If your personal finances are an issue, and there is any way you can get yourself back into the workforce (I know it’s hard to do with little ones at home. I was there too). You might have more contacts than you think. Volunteer spots can turn into jobs at non-profits. If going back to work is not an option, consider a temporary temp job or some for type of work from home, start a business, job opportunity (if that would work out) or just putting the word out that you might be looking. I bet the response you get will be heartening that yes, if you do need a job, it’s out there. Networking as we've all been told IS the number one way to get a new job. I hadn't worked full time in 20 years, I temped a few years ago at a good company just to "get out there" and then boom, a few years after the temp job ended, they called me back and offered me a full time job. As a woman in my fifties, I am making more than I ever did in my 20's. I got lucky, yes, but so can you. As I tell my kids, don't be a "job snob". Take whatever comes your way; it can lead to something better. If there is a course or two you can take to brush up on skills, even if it’s through your town's continuing, do it. Just getting out of the house for a job and leaving the artificial universe of unhappiness at home for a while can do wonders for your psyche and give you a fresh perspective that yes, there IS life outside those four walls.

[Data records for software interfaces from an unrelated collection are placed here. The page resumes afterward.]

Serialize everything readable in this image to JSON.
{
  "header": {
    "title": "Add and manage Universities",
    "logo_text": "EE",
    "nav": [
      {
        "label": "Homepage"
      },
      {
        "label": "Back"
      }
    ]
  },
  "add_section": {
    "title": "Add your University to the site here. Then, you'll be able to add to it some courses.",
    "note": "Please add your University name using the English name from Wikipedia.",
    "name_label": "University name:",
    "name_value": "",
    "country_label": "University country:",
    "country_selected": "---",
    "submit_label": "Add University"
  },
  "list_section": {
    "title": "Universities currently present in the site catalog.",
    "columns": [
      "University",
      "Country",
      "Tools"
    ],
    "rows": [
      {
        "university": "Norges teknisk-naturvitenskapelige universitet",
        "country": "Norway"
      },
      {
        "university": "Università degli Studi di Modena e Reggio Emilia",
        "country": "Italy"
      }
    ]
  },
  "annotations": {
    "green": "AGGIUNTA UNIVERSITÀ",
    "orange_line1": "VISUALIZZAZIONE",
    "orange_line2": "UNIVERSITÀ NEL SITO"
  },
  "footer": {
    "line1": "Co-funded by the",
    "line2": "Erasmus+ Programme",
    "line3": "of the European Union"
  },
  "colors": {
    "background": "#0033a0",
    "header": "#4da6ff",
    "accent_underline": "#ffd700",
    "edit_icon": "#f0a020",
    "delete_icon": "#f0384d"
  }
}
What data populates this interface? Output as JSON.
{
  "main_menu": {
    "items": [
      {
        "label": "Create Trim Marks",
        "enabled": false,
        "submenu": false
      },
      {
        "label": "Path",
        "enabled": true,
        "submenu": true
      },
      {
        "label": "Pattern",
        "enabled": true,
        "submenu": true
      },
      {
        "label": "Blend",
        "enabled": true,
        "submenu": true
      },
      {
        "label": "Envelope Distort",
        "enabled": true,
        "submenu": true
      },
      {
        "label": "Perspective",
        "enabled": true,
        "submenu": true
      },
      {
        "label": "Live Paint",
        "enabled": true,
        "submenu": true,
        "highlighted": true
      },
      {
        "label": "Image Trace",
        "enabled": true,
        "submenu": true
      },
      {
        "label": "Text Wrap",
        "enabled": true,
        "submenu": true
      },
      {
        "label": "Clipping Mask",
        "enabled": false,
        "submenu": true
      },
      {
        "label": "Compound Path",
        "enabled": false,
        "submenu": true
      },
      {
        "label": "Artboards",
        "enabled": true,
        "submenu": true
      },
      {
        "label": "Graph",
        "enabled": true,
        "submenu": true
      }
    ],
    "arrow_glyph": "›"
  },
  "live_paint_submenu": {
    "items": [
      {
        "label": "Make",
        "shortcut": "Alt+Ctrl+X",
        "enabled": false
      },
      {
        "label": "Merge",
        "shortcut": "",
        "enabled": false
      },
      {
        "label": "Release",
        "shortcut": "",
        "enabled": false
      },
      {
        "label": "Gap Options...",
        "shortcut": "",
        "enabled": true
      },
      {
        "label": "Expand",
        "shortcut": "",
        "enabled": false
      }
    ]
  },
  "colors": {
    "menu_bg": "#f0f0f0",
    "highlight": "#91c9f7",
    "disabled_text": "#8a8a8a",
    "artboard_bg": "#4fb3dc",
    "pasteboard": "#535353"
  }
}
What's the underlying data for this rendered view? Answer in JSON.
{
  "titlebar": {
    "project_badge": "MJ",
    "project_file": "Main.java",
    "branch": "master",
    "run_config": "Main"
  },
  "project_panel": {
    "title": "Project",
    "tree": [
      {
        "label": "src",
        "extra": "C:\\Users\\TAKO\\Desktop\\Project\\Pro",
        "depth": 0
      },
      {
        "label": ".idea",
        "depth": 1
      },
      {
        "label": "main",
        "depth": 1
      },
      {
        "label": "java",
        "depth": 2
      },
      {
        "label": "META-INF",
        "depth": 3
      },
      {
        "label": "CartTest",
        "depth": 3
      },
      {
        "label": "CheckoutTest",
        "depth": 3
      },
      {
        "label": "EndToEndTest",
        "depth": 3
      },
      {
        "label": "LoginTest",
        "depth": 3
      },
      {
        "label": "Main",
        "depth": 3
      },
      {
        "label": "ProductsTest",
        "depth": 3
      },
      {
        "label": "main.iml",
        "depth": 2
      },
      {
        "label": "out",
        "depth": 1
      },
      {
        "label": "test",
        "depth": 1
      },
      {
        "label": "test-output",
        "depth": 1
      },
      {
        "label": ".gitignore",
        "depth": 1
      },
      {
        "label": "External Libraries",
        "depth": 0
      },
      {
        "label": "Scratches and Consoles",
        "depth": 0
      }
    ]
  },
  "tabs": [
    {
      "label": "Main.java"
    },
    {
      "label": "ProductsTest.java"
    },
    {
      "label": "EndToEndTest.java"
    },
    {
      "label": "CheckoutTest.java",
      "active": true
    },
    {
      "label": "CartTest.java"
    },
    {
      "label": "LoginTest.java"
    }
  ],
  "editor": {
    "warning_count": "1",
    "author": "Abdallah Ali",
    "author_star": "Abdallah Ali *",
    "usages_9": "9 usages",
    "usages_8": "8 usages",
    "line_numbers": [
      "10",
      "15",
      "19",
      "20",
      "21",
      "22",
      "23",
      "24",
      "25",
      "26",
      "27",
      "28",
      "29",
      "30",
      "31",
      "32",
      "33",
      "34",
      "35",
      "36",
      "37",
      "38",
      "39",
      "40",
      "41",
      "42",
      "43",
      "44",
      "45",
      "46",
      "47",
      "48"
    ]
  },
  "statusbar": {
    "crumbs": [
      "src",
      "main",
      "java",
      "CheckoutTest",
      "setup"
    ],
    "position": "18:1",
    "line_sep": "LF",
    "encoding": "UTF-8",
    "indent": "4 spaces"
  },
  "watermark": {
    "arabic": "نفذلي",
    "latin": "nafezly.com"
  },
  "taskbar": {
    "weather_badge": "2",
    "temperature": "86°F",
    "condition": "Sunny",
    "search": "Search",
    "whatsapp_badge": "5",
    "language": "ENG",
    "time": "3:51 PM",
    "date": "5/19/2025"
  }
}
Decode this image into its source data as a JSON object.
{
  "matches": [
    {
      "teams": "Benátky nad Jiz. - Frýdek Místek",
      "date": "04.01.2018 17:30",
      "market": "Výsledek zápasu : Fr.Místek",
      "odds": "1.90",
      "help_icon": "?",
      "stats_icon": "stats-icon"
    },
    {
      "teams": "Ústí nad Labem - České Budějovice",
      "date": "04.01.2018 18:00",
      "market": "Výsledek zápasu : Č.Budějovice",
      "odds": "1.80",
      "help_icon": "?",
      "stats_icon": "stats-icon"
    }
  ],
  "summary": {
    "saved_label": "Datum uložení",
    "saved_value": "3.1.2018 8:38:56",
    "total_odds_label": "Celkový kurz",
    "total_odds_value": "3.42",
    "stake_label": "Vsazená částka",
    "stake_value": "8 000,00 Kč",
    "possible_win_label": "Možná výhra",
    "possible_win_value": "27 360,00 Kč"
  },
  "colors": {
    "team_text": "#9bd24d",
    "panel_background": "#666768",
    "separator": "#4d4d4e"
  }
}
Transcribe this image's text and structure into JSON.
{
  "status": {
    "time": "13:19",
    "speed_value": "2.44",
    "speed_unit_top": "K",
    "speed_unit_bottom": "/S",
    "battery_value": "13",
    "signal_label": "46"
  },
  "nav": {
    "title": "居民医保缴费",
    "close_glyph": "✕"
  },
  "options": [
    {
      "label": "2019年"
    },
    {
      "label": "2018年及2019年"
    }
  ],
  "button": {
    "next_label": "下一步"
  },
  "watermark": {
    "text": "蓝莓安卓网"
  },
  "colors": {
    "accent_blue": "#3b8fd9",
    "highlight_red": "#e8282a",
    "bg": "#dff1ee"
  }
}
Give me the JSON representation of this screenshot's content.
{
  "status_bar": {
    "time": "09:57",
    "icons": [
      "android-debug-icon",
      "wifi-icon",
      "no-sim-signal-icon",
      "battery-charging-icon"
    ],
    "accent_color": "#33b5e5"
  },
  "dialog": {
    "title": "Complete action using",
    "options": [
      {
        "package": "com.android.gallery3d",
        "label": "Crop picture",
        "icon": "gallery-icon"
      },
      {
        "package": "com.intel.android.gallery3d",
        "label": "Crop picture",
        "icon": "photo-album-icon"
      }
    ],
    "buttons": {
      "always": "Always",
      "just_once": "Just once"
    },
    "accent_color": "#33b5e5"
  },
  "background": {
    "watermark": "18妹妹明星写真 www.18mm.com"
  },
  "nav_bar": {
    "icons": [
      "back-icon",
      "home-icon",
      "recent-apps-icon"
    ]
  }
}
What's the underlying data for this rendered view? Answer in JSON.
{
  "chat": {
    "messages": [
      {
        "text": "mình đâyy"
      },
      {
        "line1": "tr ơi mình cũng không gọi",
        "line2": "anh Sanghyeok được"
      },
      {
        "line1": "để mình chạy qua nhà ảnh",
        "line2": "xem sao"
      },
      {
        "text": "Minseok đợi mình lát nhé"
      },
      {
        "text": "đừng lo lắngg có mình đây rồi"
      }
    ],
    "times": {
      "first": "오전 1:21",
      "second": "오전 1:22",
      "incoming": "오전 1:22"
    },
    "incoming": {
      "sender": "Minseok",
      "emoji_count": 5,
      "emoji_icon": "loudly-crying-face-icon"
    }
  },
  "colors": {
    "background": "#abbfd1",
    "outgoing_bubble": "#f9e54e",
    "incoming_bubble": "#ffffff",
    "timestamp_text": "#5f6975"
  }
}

You are not STUCK, not at all. There is no glue on the bottom of your shoes.
You all have a good head on your shoulders, and if nothing else, a strong and robust and caring network here who will support you. Do not be afraid to reach out to the few most trusted allies either IRL or here, and seek a therapist for yourself, at the very least. Put on your oxygen mask first, as they say, before you can move forward for yourself and your kids.
Dear fellow “First Wives ladies”, if I am scaring you... that is good!! (I don't really mean that :>). But please let me be your crystal ball, shake me (and yourself) and see what the future will hold. He will not get better, things WILL only get worse (even subtly so), finance could go either way, family may be alienated, there may or may be more assets to fight over, the drugging will get worse, and so will the abuse. The more you take, the more they will push that line in the sand. And worst of all, you will LOSE YOURSELF and one-day wake up feeling like a shadow of your former self, saying, "How did I lose myself..."
You owe it to your children to really think, "Would I want my daughter/son to be in a relationship like this?" because by modeling it for them, it is likely they will go down the same road that you have and find it acceptable, if not the norm. I will leave you with a line that keeps repeating in my head from Hamlet, "He (or she) who hesitates is lost..." and if you know the Shakespeare play, chaos and utter devastation ensued due to lack of action. I wish you well and peace and faith that if you decide to do the hardest thing you will ever have to do; that you know there are hundreds of us on this board to help you. Please consider my words and move with purpose and faith into this new year of 2017. And feel free to PM me on these boards anytime. XO
Originally posted by a member of our community. First Wives World is a community filled with women supporting women through the challenges of divorce. Register today and find inspiration, encouragement and strength.